| Aim of the task |
All lines in the data that hold the word "service" need copying.

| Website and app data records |
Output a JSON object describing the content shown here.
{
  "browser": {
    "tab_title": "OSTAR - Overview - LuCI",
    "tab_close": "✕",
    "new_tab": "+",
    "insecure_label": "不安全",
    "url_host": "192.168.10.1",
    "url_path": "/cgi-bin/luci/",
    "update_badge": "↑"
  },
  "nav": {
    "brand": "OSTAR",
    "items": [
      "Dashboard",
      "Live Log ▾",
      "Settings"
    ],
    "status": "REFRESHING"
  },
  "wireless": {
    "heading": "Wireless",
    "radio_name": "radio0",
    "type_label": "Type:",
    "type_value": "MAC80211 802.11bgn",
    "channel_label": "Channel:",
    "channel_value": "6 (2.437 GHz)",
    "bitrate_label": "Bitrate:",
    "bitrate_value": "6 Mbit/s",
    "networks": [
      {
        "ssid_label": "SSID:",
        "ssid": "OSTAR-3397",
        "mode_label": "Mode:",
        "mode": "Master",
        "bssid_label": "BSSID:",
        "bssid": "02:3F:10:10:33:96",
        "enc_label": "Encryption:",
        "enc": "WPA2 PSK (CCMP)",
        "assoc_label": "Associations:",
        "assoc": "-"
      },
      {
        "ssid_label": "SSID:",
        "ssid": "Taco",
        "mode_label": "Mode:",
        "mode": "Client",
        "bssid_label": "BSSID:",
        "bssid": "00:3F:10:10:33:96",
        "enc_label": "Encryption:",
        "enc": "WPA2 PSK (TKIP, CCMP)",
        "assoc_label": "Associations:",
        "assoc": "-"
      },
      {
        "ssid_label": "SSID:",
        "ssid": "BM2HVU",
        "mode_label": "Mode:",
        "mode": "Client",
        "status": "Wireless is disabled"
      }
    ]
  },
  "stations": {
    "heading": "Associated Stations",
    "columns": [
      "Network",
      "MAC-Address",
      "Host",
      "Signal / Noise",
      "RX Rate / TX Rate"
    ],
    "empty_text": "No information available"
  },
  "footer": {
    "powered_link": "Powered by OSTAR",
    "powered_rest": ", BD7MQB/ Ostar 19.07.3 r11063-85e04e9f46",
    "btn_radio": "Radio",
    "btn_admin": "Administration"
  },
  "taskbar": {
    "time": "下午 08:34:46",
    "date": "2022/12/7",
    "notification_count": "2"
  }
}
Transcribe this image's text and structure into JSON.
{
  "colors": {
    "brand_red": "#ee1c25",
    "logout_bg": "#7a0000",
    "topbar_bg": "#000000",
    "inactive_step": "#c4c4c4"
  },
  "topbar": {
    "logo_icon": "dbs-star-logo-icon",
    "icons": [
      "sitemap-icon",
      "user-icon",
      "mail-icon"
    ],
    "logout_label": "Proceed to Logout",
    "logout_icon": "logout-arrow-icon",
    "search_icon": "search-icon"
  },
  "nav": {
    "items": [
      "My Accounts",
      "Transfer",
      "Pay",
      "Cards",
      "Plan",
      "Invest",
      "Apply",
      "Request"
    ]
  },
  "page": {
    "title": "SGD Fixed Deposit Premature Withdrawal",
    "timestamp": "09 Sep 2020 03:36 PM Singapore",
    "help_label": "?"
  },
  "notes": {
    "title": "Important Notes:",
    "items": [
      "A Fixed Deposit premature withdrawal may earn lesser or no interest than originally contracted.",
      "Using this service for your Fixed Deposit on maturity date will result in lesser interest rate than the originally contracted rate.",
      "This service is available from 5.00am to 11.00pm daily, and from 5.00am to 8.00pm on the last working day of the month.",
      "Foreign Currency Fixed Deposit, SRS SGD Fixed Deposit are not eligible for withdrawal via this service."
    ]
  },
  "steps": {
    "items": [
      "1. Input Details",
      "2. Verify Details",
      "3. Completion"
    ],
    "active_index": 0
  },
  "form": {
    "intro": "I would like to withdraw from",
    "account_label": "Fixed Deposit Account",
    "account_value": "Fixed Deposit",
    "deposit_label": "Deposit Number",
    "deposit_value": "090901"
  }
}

| Result for this task |
      "Using this service for your Fixed Deposit on maturity date will result in lesser interest rate than the originally contracted rate.",
      "This service is available from 5.00am to 11.00pm daily, and from 5.00am to 8.00pm on the last working day of the month.",
      "Foreign Currency Fixed Deposit, SRS SGD Fixed Deposit are not eligible for withdrawal via this service."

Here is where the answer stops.